Father Schnüttgen and Bishop Duhamel both interceded with archbishop Ryan. The Archbishop saw no problem in Theresa’s return and arrangements began to be made. In response to Mother Gonzaga’s announcement, Theresa greeted her with joy and gratitude. “How incomprehensible are the ways of God! How great the power of prayer! Words are inadequate to express my feelings! My poor heart is full to overflowing!”

Mother Theresa’s dream of reuniting with her IHM sisters came to fulfillment at the West Chester Motherhouse on January 21, 1885. One of the first sisters to great her was her faithful friend Sister Ann. Theresa described the celebrations to Sister Genevieve: “Words are inadequate to express my joy and grateful feelings to Our Dear Lord for his great mercies in restoring me again to my own. I am so happy in being in the Institution, so dear to me and which I never left at heart, indeed, we have been here in jubilation, ever since my arrival.” This was her second January going home.

One difficulty that dampened Theresa’s joy was the mandate of Scranton’s Bishop O’Hara forbidding Theresa from visiting the Scranton diocese. In 1871, he had separated the IHMs living in the Scranton diocese into a separate congregation. Thus, Theresa was cut off from a sizable portion of the original congregation. The Scranton sisters were also forbidden to write regularly to Theresa.

Theresa lived happily at the West Chester Motherhouse for seven years. During those years she shared with the sisters her life story, including her participation in the Baltimore African-American society and culture, and her “passing” into the white society when she moved to Michigan in 1845.

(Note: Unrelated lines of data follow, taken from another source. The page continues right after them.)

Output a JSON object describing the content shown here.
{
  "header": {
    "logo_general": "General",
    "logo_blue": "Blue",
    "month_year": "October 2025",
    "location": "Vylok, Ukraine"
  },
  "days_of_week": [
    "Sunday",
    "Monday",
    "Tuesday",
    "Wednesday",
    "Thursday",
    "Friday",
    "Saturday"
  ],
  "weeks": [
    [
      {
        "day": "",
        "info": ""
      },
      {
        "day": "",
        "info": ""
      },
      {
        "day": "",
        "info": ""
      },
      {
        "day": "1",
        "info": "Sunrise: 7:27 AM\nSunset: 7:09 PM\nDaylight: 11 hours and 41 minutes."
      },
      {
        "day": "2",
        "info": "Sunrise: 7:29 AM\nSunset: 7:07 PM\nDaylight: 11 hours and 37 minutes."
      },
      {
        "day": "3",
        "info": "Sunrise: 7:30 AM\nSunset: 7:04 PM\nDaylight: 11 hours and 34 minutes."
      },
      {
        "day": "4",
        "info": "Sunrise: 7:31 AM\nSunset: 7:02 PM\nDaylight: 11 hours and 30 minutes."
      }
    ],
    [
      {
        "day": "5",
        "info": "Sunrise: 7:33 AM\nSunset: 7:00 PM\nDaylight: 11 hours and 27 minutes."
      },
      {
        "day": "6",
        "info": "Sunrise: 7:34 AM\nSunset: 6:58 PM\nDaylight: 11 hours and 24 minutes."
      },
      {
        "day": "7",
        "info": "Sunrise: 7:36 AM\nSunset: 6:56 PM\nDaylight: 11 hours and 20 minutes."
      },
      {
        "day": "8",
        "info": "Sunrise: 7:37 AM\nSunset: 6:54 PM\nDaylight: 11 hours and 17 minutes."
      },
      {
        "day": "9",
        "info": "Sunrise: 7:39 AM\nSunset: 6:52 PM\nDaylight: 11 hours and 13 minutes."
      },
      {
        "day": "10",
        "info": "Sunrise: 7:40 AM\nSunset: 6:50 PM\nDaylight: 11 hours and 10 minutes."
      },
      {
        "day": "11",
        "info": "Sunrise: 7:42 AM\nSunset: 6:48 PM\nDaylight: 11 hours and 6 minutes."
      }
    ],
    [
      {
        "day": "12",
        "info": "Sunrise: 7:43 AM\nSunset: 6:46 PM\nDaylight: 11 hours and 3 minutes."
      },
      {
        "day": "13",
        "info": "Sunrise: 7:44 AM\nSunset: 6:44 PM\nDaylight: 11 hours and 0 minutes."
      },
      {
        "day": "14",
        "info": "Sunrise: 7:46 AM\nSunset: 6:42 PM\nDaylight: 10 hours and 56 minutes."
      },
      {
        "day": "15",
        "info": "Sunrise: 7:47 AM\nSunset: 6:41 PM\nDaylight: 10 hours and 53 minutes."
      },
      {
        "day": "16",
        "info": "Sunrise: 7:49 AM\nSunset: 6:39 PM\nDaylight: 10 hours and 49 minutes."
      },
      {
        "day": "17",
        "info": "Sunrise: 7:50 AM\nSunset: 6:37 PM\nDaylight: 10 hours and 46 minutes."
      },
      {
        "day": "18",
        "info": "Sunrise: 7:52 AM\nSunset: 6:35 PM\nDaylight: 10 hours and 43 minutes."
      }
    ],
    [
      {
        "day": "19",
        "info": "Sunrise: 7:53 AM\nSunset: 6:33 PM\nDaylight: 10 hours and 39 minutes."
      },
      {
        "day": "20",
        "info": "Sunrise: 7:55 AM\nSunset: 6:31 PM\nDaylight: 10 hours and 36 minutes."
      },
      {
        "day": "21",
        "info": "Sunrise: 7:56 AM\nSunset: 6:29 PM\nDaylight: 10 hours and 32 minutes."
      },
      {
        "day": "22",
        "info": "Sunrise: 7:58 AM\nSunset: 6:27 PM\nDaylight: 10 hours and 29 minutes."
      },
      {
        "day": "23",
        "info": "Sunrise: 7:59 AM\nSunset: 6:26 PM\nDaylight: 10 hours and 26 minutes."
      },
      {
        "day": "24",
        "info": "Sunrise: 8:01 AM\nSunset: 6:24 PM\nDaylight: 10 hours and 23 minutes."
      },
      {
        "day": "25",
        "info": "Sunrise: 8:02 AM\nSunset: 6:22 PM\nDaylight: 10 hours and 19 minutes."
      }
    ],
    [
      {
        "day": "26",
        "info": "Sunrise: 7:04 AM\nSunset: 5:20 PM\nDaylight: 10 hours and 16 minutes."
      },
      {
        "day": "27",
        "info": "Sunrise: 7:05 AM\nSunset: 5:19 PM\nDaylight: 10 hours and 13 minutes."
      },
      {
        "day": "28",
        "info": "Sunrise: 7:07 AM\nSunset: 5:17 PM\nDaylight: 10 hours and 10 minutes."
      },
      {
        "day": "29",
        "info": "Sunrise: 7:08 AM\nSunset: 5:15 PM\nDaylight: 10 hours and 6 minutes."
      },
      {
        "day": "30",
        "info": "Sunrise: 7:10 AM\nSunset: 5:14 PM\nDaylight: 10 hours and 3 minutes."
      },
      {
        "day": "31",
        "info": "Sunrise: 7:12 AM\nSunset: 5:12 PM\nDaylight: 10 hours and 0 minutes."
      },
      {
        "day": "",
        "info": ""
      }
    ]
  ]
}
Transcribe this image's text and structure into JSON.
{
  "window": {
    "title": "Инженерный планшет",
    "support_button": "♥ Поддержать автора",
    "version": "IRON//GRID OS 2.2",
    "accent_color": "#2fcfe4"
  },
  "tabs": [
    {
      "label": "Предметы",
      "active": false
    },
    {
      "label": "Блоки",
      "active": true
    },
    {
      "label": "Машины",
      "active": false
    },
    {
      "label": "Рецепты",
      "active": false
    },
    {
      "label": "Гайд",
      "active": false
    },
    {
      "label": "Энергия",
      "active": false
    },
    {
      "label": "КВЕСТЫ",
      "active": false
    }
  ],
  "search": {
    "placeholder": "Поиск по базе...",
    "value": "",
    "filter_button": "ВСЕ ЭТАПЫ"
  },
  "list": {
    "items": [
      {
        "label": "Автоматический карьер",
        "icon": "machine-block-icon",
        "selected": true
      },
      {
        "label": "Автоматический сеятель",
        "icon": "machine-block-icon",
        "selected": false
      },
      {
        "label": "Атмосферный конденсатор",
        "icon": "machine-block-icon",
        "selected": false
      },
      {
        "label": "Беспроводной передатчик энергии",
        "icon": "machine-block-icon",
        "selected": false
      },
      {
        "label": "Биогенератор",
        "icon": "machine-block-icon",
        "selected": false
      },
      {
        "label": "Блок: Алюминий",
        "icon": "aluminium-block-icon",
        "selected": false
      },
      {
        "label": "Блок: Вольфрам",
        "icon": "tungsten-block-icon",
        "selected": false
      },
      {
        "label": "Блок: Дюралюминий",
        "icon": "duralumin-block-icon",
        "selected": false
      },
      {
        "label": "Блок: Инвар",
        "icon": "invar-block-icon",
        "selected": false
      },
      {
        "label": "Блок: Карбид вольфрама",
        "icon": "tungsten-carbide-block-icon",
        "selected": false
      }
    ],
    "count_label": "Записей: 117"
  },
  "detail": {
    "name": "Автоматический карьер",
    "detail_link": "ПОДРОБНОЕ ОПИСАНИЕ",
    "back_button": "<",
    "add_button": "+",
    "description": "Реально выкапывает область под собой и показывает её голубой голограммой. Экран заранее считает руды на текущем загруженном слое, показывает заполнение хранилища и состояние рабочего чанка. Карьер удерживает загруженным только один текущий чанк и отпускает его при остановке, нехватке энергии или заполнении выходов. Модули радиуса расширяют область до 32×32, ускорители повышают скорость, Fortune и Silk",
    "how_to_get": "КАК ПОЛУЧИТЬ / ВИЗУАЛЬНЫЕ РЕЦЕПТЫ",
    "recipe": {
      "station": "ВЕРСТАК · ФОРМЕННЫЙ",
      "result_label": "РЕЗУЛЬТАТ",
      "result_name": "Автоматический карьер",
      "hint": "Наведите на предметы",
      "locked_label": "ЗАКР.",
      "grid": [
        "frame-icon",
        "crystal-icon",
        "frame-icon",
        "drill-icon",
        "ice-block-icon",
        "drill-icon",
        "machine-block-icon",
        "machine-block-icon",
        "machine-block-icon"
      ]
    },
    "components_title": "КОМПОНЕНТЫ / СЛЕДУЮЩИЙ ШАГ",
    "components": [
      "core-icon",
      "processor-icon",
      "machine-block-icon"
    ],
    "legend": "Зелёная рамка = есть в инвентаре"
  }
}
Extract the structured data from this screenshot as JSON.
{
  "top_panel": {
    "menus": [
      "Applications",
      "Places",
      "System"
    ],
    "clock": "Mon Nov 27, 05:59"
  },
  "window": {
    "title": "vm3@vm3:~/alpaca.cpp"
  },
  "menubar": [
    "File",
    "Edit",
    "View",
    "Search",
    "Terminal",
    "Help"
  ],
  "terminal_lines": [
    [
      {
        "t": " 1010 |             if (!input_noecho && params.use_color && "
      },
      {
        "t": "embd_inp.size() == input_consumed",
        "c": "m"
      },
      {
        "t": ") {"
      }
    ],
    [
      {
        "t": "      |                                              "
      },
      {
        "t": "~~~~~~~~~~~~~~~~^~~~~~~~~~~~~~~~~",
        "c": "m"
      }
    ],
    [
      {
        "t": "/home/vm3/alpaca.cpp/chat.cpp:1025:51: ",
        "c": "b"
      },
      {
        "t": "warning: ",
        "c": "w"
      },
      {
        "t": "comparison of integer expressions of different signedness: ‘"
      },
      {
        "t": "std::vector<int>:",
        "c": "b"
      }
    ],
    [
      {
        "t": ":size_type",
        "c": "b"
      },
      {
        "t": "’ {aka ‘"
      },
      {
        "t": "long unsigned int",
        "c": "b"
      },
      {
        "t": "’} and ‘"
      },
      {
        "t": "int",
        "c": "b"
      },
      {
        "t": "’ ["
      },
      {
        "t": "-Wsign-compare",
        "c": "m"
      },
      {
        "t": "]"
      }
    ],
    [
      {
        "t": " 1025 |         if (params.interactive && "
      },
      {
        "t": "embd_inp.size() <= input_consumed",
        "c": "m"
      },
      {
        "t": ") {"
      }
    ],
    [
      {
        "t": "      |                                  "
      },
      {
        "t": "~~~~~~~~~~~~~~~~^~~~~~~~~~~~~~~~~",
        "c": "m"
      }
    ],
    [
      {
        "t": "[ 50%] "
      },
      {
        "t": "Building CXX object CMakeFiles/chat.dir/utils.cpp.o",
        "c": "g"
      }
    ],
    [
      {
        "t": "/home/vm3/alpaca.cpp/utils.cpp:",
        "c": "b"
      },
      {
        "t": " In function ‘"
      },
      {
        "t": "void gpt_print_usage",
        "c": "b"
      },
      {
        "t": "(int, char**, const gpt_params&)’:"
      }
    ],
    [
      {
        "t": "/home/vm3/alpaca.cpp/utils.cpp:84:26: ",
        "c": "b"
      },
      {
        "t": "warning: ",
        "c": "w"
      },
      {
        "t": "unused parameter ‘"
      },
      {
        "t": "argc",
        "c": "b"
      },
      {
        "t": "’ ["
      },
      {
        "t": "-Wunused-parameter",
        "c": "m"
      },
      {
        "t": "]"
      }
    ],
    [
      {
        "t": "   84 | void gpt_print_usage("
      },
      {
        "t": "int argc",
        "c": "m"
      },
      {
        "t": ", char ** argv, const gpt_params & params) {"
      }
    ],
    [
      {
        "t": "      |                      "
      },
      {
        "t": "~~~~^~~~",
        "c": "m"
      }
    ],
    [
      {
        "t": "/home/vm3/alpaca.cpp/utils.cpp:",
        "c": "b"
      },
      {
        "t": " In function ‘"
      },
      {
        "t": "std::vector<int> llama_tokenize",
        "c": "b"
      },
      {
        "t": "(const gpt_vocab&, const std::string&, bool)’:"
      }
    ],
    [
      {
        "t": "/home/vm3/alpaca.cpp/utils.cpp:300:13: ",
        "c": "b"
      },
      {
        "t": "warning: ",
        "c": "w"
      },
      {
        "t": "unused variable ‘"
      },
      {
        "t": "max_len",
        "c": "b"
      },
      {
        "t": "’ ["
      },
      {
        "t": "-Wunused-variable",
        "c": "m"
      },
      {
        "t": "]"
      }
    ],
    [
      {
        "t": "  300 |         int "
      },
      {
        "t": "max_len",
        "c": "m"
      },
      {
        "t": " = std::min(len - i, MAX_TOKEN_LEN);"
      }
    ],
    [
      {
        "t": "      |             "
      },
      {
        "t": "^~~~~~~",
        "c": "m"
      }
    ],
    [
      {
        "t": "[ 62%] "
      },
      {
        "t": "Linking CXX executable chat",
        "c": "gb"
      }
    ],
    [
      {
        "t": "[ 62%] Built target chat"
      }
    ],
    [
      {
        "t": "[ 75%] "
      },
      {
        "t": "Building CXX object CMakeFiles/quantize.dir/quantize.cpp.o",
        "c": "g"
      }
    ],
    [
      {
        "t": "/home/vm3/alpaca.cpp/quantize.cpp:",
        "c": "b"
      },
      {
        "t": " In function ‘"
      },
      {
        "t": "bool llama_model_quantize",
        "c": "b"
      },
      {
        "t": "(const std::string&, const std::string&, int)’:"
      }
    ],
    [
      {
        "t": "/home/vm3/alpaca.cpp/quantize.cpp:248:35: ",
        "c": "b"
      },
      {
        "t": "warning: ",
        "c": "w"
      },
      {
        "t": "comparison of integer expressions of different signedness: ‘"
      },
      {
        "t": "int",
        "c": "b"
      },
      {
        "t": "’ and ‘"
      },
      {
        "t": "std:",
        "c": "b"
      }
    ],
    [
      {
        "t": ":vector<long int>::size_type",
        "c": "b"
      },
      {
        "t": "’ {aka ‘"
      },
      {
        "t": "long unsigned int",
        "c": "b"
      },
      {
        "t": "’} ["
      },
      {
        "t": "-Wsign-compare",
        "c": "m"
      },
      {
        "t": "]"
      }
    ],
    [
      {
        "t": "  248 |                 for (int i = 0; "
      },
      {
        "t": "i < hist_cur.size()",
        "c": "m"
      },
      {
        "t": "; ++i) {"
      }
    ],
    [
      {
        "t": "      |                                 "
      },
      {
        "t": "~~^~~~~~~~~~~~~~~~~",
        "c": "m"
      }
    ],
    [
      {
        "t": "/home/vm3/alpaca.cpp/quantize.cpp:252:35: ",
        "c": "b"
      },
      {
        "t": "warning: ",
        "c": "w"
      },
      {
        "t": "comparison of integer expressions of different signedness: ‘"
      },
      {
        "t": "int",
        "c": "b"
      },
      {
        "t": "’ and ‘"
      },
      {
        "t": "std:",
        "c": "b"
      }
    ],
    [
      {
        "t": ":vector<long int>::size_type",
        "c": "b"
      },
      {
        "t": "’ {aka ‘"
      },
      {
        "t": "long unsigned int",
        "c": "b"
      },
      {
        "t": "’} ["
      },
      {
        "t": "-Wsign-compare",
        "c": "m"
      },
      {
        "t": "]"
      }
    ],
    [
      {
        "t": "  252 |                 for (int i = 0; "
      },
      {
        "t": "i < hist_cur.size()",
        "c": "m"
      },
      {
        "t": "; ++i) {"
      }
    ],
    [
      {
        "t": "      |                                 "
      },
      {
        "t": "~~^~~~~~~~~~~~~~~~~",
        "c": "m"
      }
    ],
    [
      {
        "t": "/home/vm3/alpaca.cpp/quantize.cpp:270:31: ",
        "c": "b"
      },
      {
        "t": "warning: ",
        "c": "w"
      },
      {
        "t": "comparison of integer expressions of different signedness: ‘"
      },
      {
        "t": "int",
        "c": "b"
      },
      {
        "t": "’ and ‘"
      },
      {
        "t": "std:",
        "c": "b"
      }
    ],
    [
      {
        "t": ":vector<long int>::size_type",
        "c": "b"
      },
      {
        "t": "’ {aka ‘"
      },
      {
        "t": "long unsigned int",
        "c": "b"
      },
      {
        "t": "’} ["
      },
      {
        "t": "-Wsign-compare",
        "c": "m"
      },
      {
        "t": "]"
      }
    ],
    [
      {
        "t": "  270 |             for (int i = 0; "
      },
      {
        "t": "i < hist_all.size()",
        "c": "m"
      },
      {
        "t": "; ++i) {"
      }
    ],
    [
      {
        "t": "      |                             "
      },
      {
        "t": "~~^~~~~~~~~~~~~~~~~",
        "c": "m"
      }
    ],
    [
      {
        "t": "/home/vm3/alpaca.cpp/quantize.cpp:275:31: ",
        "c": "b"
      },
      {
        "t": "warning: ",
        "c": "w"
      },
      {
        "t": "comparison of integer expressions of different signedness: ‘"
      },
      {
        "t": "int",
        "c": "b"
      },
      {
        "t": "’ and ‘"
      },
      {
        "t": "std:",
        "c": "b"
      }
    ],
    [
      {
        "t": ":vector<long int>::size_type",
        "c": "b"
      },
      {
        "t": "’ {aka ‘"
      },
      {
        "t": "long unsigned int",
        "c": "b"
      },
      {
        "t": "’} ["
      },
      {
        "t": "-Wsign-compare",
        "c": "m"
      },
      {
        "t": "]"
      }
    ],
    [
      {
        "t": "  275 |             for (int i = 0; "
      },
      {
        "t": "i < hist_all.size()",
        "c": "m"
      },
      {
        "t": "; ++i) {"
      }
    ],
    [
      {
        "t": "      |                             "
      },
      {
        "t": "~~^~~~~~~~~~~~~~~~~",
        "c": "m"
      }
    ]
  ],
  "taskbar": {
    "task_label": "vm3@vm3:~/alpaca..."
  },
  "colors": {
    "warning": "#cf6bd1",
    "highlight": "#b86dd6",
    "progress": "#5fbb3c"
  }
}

Theresa died from complications of influenza on January 14, 1892. Her sisters were with her at her deathbed and she joined in the prayers to the end. She then departed—on her final January journey of going home.